======== Source data

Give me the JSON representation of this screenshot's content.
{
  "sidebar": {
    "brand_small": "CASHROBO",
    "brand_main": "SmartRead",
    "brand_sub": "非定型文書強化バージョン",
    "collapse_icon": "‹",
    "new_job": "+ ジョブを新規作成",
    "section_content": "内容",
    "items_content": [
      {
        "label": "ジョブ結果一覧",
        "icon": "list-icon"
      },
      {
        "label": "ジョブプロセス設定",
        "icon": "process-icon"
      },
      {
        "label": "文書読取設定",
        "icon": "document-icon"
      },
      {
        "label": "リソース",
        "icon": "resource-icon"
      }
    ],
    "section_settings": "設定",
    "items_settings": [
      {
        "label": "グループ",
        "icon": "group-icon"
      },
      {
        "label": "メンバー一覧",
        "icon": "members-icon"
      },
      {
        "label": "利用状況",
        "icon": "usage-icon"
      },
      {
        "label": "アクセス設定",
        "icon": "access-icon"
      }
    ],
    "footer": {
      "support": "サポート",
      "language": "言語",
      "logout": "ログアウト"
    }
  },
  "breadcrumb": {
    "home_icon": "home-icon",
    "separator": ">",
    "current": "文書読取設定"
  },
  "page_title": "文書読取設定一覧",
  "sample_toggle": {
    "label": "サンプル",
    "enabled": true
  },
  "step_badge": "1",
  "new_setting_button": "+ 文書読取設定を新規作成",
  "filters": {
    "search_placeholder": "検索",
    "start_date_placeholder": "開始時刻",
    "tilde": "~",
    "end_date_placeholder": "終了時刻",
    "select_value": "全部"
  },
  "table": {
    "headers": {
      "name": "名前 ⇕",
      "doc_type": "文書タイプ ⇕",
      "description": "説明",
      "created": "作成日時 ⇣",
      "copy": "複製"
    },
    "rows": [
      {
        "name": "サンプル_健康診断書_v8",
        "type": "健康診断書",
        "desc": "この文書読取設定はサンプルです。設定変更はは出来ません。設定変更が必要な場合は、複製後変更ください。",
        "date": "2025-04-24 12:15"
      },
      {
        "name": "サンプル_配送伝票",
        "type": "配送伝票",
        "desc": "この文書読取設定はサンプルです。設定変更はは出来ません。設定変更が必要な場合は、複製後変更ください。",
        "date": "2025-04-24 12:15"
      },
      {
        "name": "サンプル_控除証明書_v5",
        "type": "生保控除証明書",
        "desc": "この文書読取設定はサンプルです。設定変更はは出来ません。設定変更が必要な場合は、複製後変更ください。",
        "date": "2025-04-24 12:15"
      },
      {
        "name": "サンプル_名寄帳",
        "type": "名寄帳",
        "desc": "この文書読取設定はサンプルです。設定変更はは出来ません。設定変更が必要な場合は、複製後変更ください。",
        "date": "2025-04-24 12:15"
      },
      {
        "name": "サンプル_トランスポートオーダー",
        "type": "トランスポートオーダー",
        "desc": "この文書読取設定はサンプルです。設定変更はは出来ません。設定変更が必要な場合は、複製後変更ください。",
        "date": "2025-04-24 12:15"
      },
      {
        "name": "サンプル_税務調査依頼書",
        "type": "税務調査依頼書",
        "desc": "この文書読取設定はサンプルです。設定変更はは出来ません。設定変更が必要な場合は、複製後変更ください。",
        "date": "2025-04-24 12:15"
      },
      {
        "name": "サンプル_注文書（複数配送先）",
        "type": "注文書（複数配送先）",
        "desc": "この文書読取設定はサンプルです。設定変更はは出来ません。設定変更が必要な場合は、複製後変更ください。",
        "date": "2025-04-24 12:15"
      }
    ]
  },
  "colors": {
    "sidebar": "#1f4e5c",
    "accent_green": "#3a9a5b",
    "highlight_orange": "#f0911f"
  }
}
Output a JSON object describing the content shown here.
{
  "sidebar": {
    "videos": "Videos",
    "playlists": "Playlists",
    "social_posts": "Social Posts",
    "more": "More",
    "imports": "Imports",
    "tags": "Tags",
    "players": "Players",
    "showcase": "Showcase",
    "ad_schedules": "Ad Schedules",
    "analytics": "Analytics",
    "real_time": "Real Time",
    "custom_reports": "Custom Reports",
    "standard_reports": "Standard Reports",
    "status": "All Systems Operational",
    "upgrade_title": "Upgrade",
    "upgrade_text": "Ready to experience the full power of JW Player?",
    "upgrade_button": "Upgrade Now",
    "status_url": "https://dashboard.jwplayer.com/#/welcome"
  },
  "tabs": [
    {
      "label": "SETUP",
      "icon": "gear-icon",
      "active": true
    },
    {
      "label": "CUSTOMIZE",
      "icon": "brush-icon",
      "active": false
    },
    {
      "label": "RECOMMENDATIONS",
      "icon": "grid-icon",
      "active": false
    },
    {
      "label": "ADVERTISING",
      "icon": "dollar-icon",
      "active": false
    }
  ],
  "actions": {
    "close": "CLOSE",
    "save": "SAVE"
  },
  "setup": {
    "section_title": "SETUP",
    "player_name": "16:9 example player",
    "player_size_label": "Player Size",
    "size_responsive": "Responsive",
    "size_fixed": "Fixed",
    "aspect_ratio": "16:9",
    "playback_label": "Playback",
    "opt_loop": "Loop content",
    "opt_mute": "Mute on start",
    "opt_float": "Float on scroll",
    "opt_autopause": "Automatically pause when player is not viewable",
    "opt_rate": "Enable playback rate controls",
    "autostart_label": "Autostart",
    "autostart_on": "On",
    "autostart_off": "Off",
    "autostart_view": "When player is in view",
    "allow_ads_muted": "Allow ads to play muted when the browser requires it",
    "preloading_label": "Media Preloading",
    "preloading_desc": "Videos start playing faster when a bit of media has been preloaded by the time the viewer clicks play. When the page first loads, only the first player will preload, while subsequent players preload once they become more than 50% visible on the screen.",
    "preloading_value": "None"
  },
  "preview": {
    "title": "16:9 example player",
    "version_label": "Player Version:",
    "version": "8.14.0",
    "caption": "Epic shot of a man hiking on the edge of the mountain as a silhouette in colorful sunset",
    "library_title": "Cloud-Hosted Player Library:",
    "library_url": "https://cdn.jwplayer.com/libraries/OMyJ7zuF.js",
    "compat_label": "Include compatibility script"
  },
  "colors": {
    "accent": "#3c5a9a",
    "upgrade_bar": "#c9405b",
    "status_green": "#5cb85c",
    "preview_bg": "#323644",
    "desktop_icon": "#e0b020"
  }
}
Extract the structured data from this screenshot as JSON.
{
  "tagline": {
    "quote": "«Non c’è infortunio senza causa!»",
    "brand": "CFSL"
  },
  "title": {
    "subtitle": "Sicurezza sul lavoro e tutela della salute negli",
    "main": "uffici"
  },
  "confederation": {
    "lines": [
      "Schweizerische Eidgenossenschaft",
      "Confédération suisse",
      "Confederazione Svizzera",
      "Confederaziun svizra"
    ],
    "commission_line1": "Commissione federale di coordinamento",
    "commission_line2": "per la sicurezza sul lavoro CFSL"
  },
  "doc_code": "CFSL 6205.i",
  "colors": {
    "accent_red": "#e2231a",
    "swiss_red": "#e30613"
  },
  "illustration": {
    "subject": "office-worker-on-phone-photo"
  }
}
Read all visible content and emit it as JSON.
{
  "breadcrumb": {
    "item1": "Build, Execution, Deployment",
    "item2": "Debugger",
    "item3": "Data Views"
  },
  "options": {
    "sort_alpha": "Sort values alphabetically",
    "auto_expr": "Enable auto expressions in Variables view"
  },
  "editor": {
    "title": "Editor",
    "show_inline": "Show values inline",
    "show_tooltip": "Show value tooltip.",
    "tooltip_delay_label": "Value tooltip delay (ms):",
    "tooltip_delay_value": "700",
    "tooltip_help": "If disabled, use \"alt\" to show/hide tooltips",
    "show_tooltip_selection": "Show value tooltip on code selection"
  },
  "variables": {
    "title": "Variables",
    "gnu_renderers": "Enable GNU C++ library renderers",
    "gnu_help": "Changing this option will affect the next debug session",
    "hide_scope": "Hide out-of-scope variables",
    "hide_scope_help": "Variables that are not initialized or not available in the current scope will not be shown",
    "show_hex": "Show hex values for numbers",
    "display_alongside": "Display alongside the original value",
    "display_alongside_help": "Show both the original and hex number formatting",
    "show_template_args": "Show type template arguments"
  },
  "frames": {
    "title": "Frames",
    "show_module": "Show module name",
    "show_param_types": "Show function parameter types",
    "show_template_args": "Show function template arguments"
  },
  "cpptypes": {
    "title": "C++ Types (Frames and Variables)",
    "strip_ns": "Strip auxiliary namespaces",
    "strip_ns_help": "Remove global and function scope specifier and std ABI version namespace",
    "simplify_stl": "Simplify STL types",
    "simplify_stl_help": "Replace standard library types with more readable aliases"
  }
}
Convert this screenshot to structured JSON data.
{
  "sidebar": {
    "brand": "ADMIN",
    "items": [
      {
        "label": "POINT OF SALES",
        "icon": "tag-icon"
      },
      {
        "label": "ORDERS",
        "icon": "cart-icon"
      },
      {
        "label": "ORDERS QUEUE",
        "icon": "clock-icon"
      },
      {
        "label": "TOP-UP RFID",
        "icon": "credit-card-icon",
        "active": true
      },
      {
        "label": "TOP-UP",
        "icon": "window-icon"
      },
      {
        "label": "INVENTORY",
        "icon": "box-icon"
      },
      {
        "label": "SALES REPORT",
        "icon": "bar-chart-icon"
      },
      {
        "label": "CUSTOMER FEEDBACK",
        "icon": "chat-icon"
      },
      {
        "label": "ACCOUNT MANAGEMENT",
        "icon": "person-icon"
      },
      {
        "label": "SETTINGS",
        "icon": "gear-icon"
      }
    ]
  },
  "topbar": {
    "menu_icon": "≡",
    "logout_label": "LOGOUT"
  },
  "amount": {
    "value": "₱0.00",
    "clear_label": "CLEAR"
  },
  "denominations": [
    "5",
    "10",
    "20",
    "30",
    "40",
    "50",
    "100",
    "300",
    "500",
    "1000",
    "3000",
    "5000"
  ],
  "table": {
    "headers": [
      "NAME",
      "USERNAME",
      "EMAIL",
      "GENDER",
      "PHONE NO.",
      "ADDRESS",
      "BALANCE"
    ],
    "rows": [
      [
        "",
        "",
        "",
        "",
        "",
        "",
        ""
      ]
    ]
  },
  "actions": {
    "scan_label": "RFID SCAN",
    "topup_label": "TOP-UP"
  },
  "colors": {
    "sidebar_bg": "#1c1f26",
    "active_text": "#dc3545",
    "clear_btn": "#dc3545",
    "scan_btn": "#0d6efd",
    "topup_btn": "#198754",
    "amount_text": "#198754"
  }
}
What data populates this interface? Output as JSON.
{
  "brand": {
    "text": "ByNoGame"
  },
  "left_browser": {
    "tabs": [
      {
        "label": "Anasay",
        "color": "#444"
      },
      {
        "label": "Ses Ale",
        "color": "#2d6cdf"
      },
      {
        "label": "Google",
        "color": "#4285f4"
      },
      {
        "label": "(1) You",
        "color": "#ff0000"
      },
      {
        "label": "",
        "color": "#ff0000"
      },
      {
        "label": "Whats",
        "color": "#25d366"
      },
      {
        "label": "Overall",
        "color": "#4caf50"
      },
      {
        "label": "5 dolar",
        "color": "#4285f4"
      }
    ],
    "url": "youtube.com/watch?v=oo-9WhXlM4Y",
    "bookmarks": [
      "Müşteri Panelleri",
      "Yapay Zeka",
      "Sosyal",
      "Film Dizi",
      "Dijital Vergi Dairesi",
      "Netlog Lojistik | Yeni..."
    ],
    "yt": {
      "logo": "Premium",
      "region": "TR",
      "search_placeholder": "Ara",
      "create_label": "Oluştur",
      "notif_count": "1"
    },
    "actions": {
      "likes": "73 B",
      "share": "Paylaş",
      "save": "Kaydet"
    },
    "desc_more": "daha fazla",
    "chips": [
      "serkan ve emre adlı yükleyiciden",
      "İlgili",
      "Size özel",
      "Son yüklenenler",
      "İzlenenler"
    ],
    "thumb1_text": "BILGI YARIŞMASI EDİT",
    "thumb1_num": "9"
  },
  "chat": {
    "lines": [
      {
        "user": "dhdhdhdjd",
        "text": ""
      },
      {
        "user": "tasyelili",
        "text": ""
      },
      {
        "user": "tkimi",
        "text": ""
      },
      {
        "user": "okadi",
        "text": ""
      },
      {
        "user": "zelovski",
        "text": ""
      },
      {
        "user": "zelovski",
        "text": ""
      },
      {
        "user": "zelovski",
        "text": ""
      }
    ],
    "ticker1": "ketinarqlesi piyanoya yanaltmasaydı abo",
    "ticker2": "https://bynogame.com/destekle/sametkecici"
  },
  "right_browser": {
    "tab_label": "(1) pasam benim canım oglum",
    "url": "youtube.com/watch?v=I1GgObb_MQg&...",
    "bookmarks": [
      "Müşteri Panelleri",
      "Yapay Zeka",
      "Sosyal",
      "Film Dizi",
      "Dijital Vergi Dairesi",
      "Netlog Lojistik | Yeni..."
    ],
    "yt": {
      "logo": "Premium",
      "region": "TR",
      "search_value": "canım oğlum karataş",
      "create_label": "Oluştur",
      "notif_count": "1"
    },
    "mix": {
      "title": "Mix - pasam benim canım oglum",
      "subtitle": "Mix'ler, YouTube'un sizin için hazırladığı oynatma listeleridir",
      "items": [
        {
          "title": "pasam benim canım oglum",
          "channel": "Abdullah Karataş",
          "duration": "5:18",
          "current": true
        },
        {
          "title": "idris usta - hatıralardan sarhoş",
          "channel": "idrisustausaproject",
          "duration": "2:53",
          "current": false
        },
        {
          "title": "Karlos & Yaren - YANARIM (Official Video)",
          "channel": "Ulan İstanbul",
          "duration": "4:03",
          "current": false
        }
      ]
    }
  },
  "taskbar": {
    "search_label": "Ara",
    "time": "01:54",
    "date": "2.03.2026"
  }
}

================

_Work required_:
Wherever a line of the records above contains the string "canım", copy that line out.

_Answer area_:
    "tab_label": "(1) pasam benim canım oglum",
      "search_value": "canım oğlum karataş",
      "title": "Mix - pasam benim canım oglum",
          "title": "pasam benim canım oglum",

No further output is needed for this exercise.